Italy is known for its many spectacular full bodied wines. When speaking of wine, one immediately relates to Tuscan wines such as Chianti or Brunello. Or perhaps wines such as Barbera, Nebbiolo or Barolo of the Northwest Piedmont region. Venture further east, north of Verona and you will find yourself in perhaps the most unique wine growing region of Italy, South Tyrol.
Drop yourself onto the Weinstrasse (Wine Road) in the province of Bolzano and you won’t know whether you are in Italy or Germany. The South Tyrol region was formerly a part of German speaking Tyrol region before it became part of Italy so it maintains many of its historical characteristics and culture. Don’t be surprised to hear primarily German spoken in the wineries and storefronts on the Weinstrasse.
What Types of Wine are South Tyrol’s Best?
White: Most predominantly known for Pinot Gris, Pinot Bianco and Chardonnay in addition to Gewurstraminer,Sylvaner, Muller Thurgau, Riesling, Veltliner, and Kerner.

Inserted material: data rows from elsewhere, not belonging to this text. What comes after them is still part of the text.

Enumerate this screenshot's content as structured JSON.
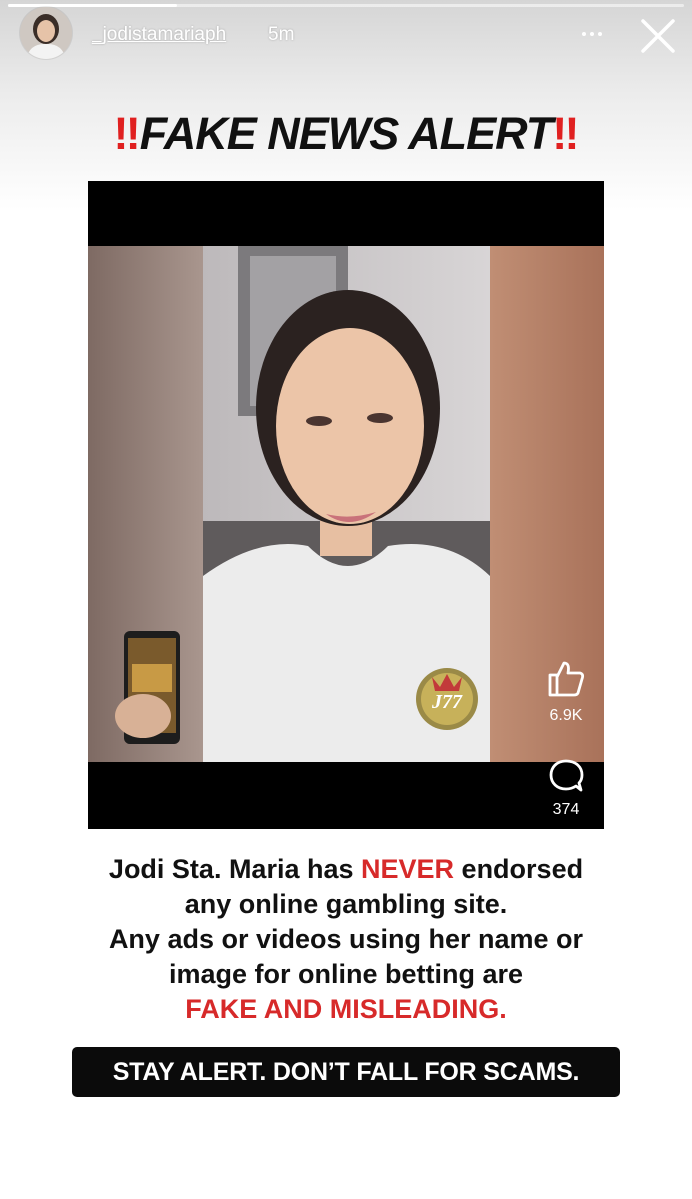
{
  "story": {
    "progress": 0.25,
    "username": "_jodistamariaph",
    "time_ago": "5m",
    "icons": {
      "more": "more-dots-icon",
      "close": "close-icon"
    }
  },
  "post": {
    "title_emoji": "‼",
    "title": "FAKE NEWS ALERT",
    "video": {
      "likes": "6.9K",
      "comments": "374",
      "badge": "J77",
      "icons": {
        "like": "thumbs-up-icon",
        "comment": "comment-bubble-icon"
      }
    },
    "message": {
      "line1_prefix": "Jodi Sta. Maria has ",
      "line1_emphasis": "NEVER",
      "line1_suffix": " endorsed",
      "line2": "any online gambling site.",
      "line3": "Any ads or videos using her name or",
      "line4": "image for online betting are",
      "line5": "FAKE AND MISLEADING."
    },
    "cta": "STAY ALERT. DON’T FALL FOR SCAMS."
  },
  "colors": {
    "alert_red": "#d72a2a",
    "text_dark": "#111111",
    "banner_bg": "#0b0b0b"
  }
}
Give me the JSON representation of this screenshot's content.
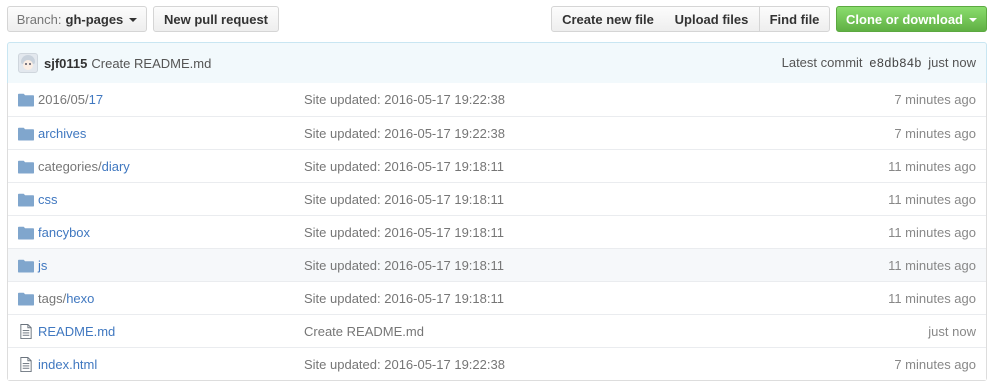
{
  "toolbar": {
    "branch_label": "Branch:",
    "branch_value": "gh-pages",
    "new_pr": "New pull request",
    "create_file": "Create new file",
    "upload_files": "Upload files",
    "find_file": "Find file",
    "clone_download": "Clone or download"
  },
  "colors": {
    "link": "#4078c0",
    "commit_bar_bg": "#f2f9fc",
    "clone_green": "#60b044",
    "folder_icon": "#80a6cd"
  },
  "commit": {
    "author": "sjf0115",
    "message": "Create README.md",
    "latest_label": "Latest commit",
    "sha": "e8db84b",
    "time": "just now"
  },
  "files": [
    {
      "icon": "folder-icon",
      "prefix": "2016/05/",
      "name": "17",
      "message": "Site updated: 2016-05-17 19:22:38",
      "age": "7 minutes ago"
    },
    {
      "icon": "folder-icon",
      "prefix": "",
      "name": "archives",
      "message": "Site updated: 2016-05-17 19:22:38",
      "age": "7 minutes ago"
    },
    {
      "icon": "folder-icon",
      "prefix": "categories/",
      "name": "diary",
      "message": "Site updated: 2016-05-17 19:18:11",
      "age": "11 minutes ago"
    },
    {
      "icon": "folder-icon",
      "prefix": "",
      "name": "css",
      "message": "Site updated: 2016-05-17 19:18:11",
      "age": "11 minutes ago"
    },
    {
      "icon": "folder-icon",
      "prefix": "",
      "name": "fancybox",
      "message": "Site updated: 2016-05-17 19:18:11",
      "age": "11 minutes ago"
    },
    {
      "icon": "folder-icon",
      "prefix": "",
      "name": "js",
      "message": "Site updated: 2016-05-17 19:18:11",
      "age": "11 minutes ago",
      "highlighted": true
    },
    {
      "icon": "folder-icon",
      "prefix": "tags/",
      "name": "hexo",
      "message": "Site updated: 2016-05-17 19:18:11",
      "age": "11 minutes ago"
    },
    {
      "icon": "file-icon",
      "prefix": "",
      "name": "README.md",
      "message": "Create README.md",
      "age": "just now"
    },
    {
      "icon": "file-icon",
      "prefix": "",
      "name": "index.html",
      "message": "Site updated: 2016-05-17 19:22:38",
      "age": "7 minutes ago"
    }
  ]
}
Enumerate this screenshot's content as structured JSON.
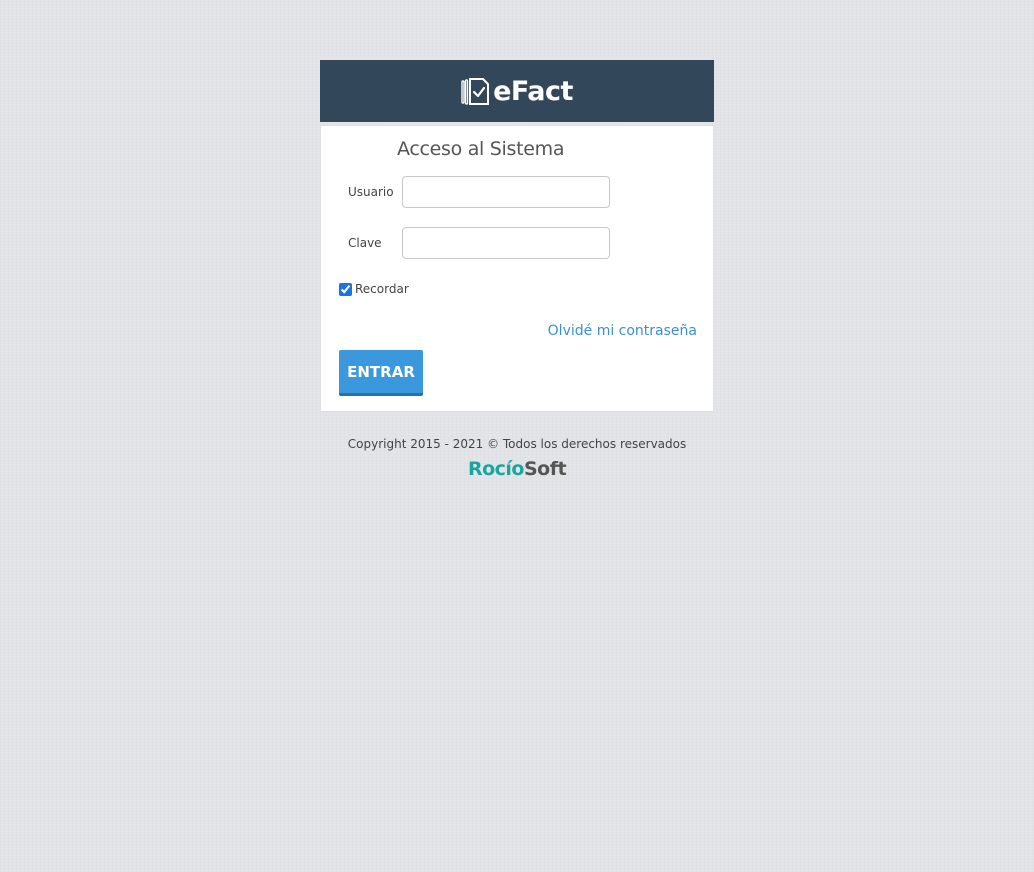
{
  "header": {
    "logo_text": "eFact",
    "logo_icon": "document-check-icon",
    "background_color": "#33475b"
  },
  "login": {
    "title": "Acceso al Sistema",
    "username_label": "Usuario",
    "username_value": "",
    "password_label": "Clave",
    "password_value": "",
    "remember_label": "Recordar",
    "remember_checked": true,
    "forgot_link": "Olvidé mi contraseña",
    "submit_label": "ENTRAR"
  },
  "footer": {
    "copyright": "Copyright 2015 - 2021 © Todos los derechos reservados",
    "brand_part_1": "Rocío",
    "brand_part_2": "Soft",
    "brand_color_1": "#1aa6a0",
    "brand_color_2": "#555555"
  },
  "colors": {
    "accent": "#3b98dc",
    "link": "#3a8fd6",
    "page_background": "#e4e5e8"
  }
}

South Tyrol’s wine growing region is separated into approximately 45 percent white and 55 percent red grapes. The unique climate coupled with the location nestled between the mountains gives these wines a unique character not found in other parts of Italy.
Red: Pinot Nero, Merlot, Lagrein, Cabernet Sauvignon, and Cabernet Franc and the two autochthonous varieties of Vernatsch and Lagrein.
Vernatsch has its roots as the wine the farmers drink. Travel to any café in the wine growing areas of South Tyrol and you will find farmers clothed in their blue aprons sipping on this light coloured wine throughout the course of the day. The light character of this wine is trumped by the dark velvety nature of the Lagrein. This dark red wine is a welcomed change from the dark wines in other regions of Italy.
When booking your next wine trip wine touring in Italy, take a closer look at the Weinstrasse in the province of Bolzano. You will be pleasantly surprised by the quality of the wine and the beauty of the surrounding landscape.